Electronic – arduino – What determines how much current can flow through a 2N2222 A

arduinodc motornpnpwmtransistors

I've been fiddling around with a brushed DC motor, a 2N2222 and an arduino's PWM to get different speeds out of my motor. Now, based on a video tutorial I watched on youtube, It was recommended to put a 1k Ohm resitor between the PWM pin and the base, apparently to protect the arduino in case the transistor screwed up. I did what I was told to do, following this schematic (My power supply is 1.5V and R1 is 1K, not 220)My power supply is 1.5V and R1 is 1K

But the motor would not turn when the microcontroller pin would output 5V ( full duty). So I figured, ights, let me not mess around with my arduino in case that was the problem, so I connected the base, throught the 1k resistor, to the same 1.5V powering the motor…still nothing…put a new 1k resistor…still nothing…so I romoved the 1k Ohm resistor and plugged my base straight to the 1.5v source and the motor started turning.
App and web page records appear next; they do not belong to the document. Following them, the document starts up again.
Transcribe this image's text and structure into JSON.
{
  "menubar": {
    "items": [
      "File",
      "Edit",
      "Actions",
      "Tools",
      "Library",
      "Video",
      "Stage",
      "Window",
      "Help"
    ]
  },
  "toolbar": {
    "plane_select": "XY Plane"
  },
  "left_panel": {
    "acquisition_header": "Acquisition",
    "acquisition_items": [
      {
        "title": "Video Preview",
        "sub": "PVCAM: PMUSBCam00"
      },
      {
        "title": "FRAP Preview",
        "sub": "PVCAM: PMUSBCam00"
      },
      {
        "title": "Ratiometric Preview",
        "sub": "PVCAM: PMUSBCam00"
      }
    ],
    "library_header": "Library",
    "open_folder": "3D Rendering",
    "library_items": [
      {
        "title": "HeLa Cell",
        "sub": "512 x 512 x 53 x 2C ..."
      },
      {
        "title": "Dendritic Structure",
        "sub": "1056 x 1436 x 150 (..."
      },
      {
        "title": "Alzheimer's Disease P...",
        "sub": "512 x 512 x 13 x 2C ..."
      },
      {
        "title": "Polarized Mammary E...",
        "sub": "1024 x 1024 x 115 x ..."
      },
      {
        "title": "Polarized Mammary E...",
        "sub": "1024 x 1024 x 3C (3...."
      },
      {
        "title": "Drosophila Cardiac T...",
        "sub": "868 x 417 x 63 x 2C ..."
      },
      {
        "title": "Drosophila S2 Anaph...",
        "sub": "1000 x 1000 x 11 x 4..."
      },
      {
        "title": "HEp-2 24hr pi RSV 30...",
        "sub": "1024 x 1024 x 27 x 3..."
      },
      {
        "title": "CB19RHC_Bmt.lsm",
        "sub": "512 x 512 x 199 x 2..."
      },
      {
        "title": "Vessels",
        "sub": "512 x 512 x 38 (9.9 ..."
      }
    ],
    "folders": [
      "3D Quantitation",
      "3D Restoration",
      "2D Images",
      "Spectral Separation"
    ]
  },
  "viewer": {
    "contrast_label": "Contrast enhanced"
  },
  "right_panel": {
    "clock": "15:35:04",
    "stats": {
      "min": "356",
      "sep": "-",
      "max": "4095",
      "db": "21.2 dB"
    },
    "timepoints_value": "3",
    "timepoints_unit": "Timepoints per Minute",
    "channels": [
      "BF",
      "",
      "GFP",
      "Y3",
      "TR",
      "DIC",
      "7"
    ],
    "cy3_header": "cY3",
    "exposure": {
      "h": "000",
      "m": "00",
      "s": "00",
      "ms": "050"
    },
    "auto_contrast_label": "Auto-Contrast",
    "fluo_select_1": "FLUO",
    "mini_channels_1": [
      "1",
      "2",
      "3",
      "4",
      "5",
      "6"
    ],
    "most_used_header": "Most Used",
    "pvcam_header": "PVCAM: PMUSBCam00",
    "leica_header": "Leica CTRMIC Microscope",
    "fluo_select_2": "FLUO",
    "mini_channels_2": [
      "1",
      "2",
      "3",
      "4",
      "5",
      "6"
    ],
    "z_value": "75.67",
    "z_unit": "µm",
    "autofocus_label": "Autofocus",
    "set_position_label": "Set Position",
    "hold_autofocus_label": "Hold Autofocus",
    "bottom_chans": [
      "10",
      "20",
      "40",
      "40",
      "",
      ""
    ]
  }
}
Can someone please explain to me why that is? From what I've been reading, isn't the voltage at the base what determines the current flowing from the collector to the emmiter? -_- <– Confused face

Best Answer
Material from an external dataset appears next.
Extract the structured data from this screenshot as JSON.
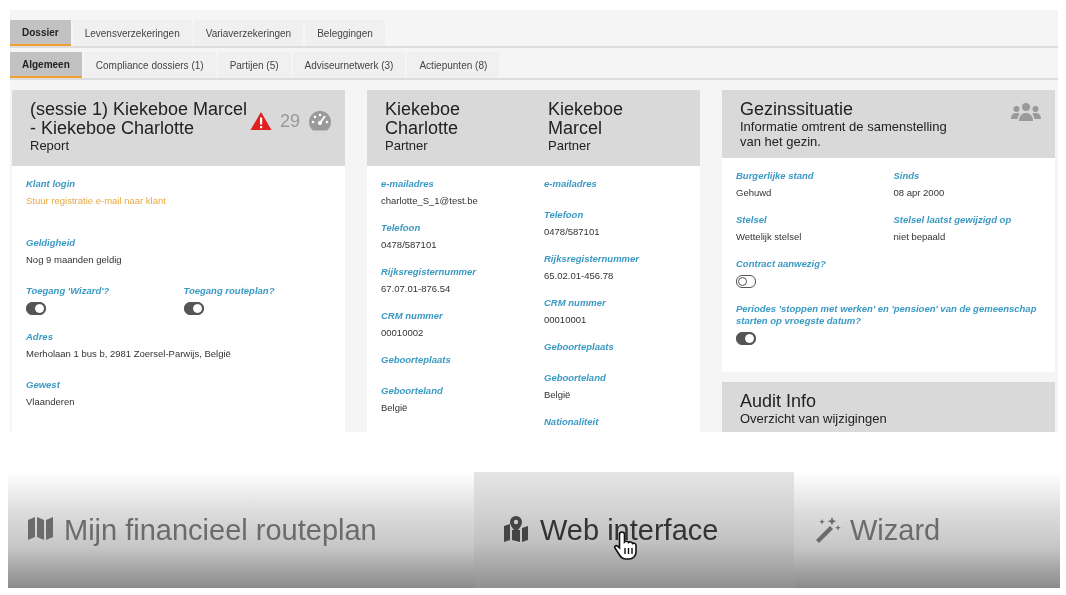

The motor needs a certain amount of current in order to turn. How much current is allowed to pass through the transistor from collector to emitter, and hence through the motor, is controlled by the current passing through the transistor from base to emitter times the transistor's current gain, known as "hfe". The base resistor reduced this current to too low a value to allow the motor to turn even when amplified by the transistor. Use what you know about the motor's required current, the voltage across the transistor from base to emitter during saturation, the voltage from MCU pin to emitter, and the transistor's hfe to calculate the correct maximum value of resistor to use. E.g.:
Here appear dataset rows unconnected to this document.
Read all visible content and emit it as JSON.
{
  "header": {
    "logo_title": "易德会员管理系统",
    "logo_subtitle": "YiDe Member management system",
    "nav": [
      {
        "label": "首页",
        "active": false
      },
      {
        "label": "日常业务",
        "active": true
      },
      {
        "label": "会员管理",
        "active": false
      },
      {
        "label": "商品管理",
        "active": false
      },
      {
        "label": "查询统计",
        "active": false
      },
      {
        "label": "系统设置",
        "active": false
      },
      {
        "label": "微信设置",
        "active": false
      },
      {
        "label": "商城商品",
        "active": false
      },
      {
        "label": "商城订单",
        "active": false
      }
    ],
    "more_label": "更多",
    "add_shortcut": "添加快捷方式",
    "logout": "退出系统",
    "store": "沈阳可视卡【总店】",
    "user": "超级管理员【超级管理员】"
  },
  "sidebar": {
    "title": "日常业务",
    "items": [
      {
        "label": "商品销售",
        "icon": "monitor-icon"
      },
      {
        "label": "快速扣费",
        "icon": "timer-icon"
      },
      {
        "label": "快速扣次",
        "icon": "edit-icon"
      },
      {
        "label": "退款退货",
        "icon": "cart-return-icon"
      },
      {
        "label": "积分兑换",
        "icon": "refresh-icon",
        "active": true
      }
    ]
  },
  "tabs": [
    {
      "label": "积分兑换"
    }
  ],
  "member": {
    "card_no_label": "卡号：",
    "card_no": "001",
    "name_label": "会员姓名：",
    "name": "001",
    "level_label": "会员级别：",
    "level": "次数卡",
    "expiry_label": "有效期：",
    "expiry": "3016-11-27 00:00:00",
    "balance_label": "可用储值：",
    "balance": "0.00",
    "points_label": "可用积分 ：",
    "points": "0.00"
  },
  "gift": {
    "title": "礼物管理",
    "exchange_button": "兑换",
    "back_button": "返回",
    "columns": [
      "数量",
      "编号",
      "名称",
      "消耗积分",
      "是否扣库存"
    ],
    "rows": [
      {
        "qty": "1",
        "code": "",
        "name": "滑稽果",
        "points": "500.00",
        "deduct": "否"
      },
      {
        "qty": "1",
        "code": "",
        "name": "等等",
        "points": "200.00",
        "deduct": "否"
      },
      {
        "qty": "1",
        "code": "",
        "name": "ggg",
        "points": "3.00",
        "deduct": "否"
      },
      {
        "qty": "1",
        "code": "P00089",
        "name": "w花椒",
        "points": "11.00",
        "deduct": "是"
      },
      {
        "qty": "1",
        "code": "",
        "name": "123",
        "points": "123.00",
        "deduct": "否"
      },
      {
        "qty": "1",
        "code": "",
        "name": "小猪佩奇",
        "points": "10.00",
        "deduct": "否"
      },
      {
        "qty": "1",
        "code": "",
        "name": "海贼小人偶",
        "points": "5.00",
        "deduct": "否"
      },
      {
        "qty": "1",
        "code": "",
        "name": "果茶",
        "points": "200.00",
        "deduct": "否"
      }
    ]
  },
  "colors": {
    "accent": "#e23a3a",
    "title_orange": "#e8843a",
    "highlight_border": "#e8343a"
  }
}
300mA (Imotor) / 70A/A (hfe) = 4.2mA
(5V (VMCU) - 0.7V (VBE(SAT)) )/4.2mA = 1.024 kohm

Note that the motor voltage supply is not involved in these calculations, but it still must be high enough after subtracting the voltage from collector to emitter as per motor specifications.